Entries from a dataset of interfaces
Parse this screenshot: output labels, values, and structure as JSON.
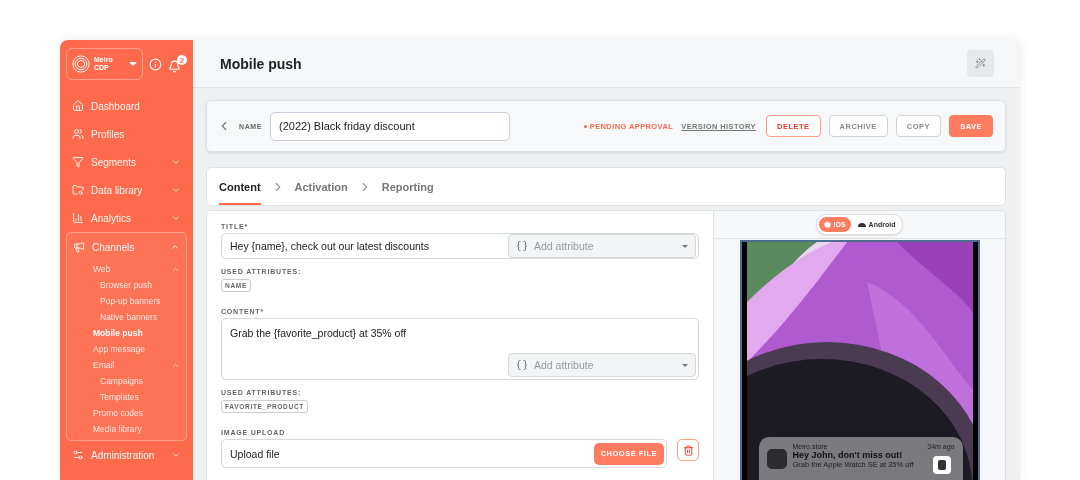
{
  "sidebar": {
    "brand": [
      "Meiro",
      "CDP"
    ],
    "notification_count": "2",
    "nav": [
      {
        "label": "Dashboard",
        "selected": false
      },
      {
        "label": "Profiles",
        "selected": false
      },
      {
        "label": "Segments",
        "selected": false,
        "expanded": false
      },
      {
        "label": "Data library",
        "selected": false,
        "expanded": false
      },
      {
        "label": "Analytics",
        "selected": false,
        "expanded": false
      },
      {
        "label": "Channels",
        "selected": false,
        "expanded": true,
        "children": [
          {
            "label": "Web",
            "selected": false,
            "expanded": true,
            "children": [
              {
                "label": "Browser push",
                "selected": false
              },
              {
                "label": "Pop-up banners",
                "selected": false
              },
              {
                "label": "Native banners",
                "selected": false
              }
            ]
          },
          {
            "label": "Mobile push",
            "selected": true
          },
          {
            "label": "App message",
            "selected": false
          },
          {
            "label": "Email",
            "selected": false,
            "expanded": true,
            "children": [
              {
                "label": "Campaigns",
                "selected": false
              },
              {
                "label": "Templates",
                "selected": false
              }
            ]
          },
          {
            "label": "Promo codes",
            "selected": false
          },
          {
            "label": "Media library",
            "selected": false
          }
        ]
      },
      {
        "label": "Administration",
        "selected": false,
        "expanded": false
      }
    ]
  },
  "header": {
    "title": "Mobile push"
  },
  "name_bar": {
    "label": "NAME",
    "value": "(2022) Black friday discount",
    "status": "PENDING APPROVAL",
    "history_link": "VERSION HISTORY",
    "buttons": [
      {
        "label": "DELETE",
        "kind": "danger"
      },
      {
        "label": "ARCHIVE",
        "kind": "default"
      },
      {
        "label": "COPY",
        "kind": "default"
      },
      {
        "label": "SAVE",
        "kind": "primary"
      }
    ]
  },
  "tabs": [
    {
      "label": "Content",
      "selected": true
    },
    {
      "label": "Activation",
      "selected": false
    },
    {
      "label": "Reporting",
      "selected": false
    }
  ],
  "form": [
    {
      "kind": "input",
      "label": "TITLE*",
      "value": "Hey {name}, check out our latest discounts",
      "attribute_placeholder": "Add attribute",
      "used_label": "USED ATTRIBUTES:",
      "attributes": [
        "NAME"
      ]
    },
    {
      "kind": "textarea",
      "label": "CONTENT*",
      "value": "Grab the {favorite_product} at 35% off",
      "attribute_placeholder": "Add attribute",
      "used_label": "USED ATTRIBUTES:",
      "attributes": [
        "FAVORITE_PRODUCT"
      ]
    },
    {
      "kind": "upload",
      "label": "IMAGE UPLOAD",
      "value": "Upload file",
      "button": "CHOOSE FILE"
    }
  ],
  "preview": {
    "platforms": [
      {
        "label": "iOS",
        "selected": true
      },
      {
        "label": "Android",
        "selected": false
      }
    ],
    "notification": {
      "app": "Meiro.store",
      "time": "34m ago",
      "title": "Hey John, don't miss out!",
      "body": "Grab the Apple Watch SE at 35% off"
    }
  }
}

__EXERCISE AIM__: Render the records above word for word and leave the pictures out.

__RESULT BELOW__:
Parse this screenshot: output labels, values, and structure as JSON.
{
  "sidebar": {
    "brand": [
      "Meiro",
      "CDP"
    ],
    "notification_count": "2",
    "nav": [
      {
        "label": "Dashboard",
        "selected": false
      },
      {
        "label": "Profiles",
        "selected": false
      },
      {
        "label": "Segments",
        "selected": false,
        "expanded": false
      },
      {
        "label": "Data library",
        "selected": false,
        "expanded": false
      },
      {
        "label": "Analytics",
        "selected": false,
        "expanded": false
      },
      {
        "label": "Channels",
        "selected": false,
        "expanded": true,
        "children": [
          {
            "label": "Web",
            "selected": false,
            "expanded": true,
            "children": [
              {
                "label": "Browser push",
                "selected": false
              },
              {
                "label": "Pop-up banners",
                "selected": false
              },
              {
                "label": "Native banners",
                "selected": false
              }
            ]
          },
          {
            "label": "Mobile push",
            "selected": true
          },
          {
            "label": "App message",
            "selected": false
          },
          {
            "label": "Email",
            "selected": false,
            "expanded": true,
            "children": [
              {
                "label": "Campaigns",
                "selected": false
              },
              {
                "label": "Templates",
                "selected": false
              }
            ]
          },
          {
            "label": "Promo codes",
            "selected": false
          },
          {
            "label": "Media library",
            "selected": false
          }
        ]
      },
      {
        "label": "Administration",
        "selected": false,
        "expanded": false
      }
    ]
  },
  "header": {
    "title": "Mobile push"
  },
  "name_bar": {
    "label": "NAME",
    "value": "(2022) Black friday discount",
    "status": "PENDING APPROVAL",
    "history_link": "VERSION HISTORY",
    "buttons": [
      {
        "label": "DELETE",
        "kind": "danger"
      },
      {
        "label": "ARCHIVE",
        "kind": "default"
      },
      {
        "label": "COPY",
        "kind": "default"
      },
      {
        "label": "SAVE",
        "kind": "primary"
      }
    ]
  },
  "tabs": [
    {
      "label": "Content",
      "selected": true
    },
    {
      "label": "Activation",
      "selected": false
    },
    {
      "label": "Reporting",
      "selected": false
    }
  ],
  "form": [
    {
      "kind": "input",
      "label": "TITLE*",
      "value": "Hey {name}, check out our latest discounts",
      "attribute_placeholder": "Add attribute",
      "used_label": "USED ATTRIBUTES:",
      "attributes": [
        "NAME"
      ]
    },
    {
      "kind": "textarea",
      "label": "CONTENT*",
      "value": "Grab the {favorite_product} at 35% off",
      "attribute_placeholder": "Add attribute",
      "used_label": "USED ATTRIBUTES:",
      "attributes": [
        "FAVORITE_PRODUCT"
      ]
    },
    {
      "kind": "upload",
      "label": "IMAGE UPLOAD",
      "value": "Upload file",
      "button": "CHOOSE FILE"
    }
  ],
  "preview": {
    "platforms": [
      {
        "label": "iOS",
        "selected": true
      },
      {
        "label": "Android",
        "selected": false
      }
    ],
    "notification": {
      "app": "Meiro.store",
      "time": "34m ago",
      "title": "Hey John, don't miss out!",
      "body": "Grab the Apple Watch SE at 35% off"
    }
  }
}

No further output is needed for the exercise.